- What to produce
Among the following entries, how many lines hold the string "data"? State only the number.
*** Opening of Records to use ***
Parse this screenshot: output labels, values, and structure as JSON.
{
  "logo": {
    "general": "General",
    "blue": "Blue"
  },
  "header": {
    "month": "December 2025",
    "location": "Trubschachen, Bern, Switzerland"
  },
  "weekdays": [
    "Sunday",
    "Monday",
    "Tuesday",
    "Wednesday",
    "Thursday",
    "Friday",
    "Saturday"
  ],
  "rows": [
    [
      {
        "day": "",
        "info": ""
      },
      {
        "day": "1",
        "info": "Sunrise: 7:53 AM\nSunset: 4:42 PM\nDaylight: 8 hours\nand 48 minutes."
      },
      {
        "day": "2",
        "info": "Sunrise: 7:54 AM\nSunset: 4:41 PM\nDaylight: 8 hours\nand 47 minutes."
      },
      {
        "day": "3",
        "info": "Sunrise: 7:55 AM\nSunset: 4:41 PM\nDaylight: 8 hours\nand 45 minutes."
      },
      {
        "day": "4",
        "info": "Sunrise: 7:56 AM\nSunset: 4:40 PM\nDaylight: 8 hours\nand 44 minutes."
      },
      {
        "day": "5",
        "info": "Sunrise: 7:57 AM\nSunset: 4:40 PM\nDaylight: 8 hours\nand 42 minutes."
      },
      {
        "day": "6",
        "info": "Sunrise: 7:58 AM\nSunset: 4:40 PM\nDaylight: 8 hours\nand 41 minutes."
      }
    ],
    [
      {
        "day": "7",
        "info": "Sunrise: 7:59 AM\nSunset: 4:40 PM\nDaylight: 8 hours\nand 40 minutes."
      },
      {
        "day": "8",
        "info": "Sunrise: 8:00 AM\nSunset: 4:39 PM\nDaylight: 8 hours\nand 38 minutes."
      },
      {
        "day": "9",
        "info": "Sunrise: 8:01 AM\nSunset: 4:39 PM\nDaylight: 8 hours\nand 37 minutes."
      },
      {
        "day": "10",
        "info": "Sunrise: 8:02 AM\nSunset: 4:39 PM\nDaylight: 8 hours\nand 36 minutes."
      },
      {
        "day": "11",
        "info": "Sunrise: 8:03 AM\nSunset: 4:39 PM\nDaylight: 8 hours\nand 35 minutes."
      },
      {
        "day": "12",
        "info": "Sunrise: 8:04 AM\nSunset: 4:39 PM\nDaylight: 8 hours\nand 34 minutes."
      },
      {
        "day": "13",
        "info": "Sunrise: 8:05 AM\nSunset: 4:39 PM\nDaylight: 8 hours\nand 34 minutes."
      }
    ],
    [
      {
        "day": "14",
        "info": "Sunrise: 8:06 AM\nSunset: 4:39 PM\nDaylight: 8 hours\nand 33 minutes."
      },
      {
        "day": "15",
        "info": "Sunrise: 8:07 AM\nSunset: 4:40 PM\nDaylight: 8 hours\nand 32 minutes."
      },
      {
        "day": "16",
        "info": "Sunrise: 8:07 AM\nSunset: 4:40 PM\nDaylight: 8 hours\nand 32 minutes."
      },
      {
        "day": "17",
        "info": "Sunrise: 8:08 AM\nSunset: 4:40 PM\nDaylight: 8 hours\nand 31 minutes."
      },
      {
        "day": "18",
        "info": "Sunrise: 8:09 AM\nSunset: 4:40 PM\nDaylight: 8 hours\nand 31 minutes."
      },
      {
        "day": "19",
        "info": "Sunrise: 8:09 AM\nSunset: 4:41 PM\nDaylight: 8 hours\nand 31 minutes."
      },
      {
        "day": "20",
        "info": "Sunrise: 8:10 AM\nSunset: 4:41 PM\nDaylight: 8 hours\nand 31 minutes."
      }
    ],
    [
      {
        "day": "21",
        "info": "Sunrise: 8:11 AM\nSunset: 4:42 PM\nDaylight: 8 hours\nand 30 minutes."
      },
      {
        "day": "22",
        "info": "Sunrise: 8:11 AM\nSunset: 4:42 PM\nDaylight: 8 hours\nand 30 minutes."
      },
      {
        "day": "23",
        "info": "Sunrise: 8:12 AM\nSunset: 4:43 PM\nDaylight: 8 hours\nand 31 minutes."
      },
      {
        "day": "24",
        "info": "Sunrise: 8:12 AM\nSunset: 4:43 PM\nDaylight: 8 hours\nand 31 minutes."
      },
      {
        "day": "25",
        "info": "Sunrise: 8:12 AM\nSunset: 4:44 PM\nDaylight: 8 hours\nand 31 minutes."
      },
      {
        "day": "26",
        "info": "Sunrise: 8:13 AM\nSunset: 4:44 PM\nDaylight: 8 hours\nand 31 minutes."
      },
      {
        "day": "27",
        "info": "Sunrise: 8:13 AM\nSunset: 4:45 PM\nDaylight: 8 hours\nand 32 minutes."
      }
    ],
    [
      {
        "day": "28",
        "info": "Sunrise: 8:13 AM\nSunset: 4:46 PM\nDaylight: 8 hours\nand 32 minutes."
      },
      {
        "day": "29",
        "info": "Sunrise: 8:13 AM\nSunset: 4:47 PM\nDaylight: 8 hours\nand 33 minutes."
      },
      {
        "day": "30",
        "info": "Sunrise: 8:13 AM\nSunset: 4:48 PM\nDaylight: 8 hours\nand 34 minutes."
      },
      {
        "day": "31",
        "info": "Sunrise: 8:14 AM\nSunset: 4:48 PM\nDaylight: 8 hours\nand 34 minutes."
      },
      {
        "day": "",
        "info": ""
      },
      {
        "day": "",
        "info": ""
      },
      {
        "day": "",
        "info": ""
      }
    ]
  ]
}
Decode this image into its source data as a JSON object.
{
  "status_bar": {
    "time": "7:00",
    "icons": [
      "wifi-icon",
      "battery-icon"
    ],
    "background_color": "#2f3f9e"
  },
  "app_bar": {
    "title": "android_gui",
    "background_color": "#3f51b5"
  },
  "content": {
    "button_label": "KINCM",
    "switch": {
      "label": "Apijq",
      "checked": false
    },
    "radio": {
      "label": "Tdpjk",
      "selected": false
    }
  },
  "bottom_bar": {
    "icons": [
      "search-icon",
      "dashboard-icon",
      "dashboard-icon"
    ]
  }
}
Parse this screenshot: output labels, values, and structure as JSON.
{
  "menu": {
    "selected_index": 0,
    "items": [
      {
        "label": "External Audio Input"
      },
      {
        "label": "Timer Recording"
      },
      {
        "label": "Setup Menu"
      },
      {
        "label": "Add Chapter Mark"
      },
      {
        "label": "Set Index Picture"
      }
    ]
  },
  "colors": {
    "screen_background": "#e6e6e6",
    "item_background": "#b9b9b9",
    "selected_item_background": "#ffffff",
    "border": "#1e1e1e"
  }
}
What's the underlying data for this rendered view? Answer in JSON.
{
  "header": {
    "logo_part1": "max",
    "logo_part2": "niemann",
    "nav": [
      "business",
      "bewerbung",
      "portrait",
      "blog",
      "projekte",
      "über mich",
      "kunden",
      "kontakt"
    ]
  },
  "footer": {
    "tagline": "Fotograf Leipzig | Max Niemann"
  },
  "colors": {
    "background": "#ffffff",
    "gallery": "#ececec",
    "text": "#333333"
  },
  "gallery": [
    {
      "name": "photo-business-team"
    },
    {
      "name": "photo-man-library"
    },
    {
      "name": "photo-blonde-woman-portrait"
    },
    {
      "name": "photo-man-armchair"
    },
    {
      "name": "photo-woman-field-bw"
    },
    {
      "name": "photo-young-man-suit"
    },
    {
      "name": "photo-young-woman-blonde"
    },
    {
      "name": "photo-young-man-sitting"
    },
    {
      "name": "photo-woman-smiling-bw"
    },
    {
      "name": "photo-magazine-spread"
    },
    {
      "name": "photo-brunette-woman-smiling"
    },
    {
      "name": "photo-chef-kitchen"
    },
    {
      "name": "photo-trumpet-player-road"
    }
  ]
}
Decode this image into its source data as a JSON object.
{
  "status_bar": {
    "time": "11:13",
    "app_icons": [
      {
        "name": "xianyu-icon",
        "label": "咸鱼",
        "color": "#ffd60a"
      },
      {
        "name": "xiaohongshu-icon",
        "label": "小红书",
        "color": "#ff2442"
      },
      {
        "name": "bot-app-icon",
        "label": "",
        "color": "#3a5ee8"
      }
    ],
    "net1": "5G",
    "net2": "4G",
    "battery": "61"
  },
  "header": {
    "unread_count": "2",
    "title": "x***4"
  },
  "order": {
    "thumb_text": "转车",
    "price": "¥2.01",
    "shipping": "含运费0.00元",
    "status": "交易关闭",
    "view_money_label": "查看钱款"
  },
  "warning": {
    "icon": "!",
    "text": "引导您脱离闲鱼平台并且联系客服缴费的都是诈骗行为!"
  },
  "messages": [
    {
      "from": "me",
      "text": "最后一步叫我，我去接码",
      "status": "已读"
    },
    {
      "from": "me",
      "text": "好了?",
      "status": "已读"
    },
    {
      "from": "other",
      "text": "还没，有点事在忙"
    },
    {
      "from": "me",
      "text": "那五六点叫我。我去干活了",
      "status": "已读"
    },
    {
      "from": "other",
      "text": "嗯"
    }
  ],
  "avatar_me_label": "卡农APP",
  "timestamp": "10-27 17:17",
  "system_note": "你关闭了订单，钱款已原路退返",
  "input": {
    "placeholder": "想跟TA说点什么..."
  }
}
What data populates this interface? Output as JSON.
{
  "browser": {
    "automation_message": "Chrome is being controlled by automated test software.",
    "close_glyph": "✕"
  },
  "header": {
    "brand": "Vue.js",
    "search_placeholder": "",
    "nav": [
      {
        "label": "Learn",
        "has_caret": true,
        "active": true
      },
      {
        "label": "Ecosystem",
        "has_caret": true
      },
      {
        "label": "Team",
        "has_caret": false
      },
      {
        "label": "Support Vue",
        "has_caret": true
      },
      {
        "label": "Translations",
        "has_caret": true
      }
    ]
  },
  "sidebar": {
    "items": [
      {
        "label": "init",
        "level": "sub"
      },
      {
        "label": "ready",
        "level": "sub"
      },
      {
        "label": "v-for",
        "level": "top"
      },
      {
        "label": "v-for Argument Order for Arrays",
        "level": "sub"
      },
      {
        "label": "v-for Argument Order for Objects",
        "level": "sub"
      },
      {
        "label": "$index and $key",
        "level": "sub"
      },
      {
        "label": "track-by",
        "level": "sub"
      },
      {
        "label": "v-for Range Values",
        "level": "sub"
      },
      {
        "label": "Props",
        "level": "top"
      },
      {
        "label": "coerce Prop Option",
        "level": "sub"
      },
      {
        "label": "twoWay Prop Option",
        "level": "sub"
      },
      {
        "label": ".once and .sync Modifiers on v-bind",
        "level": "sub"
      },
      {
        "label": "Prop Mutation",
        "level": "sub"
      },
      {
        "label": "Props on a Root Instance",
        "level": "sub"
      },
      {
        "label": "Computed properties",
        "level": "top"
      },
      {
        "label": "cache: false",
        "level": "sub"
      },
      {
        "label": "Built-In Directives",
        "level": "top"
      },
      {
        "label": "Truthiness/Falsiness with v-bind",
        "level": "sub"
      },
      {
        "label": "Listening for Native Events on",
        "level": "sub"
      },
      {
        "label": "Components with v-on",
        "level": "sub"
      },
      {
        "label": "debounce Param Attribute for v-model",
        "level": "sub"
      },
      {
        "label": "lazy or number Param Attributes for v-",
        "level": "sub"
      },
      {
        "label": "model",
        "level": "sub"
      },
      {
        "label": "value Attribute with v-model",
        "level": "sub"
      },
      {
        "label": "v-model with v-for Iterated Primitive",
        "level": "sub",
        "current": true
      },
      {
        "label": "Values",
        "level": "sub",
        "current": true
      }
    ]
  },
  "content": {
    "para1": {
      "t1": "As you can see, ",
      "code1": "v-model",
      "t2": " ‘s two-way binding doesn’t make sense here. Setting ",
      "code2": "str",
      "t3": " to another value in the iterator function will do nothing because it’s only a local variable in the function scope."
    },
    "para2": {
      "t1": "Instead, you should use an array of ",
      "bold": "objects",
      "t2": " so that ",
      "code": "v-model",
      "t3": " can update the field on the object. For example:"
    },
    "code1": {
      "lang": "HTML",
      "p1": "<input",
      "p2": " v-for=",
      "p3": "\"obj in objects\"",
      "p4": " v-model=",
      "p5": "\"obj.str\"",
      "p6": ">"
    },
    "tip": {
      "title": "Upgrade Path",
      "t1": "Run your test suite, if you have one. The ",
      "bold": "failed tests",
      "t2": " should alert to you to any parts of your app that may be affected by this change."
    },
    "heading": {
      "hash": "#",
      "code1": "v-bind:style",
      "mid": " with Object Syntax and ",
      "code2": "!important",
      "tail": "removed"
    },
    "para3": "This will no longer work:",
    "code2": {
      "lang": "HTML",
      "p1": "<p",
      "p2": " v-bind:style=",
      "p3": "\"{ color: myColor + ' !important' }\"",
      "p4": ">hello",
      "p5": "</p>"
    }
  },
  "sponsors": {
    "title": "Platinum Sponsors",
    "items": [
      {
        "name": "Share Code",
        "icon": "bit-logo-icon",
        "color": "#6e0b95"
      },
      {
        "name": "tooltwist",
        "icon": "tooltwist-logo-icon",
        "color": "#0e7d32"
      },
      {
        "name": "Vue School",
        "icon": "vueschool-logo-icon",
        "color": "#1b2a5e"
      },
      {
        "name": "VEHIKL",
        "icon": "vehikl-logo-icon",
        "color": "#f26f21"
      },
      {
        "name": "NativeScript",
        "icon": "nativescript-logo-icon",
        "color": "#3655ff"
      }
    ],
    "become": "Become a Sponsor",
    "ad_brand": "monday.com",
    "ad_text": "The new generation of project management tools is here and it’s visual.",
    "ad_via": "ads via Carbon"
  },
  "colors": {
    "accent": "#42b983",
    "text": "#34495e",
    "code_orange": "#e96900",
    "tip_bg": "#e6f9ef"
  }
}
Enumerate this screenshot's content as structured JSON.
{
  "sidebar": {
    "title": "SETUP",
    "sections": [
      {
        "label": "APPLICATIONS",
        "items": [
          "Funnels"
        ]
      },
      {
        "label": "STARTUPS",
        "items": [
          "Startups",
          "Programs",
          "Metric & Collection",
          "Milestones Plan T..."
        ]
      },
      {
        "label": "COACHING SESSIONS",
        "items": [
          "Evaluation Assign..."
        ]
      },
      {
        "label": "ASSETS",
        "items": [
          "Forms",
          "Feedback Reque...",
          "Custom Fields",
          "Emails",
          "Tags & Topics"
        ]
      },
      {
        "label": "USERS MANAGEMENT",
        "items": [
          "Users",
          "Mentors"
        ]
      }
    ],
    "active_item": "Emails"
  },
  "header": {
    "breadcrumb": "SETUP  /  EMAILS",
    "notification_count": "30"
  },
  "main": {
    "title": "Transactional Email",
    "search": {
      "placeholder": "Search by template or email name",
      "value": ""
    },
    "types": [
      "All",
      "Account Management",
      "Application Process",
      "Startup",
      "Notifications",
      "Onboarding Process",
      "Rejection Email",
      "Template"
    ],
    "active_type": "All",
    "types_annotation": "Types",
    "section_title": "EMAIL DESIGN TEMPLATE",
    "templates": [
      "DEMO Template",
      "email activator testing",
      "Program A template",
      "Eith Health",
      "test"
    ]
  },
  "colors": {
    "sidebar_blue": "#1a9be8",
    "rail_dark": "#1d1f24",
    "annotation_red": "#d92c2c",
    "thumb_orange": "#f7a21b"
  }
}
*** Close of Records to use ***
- Answer for this exercise
4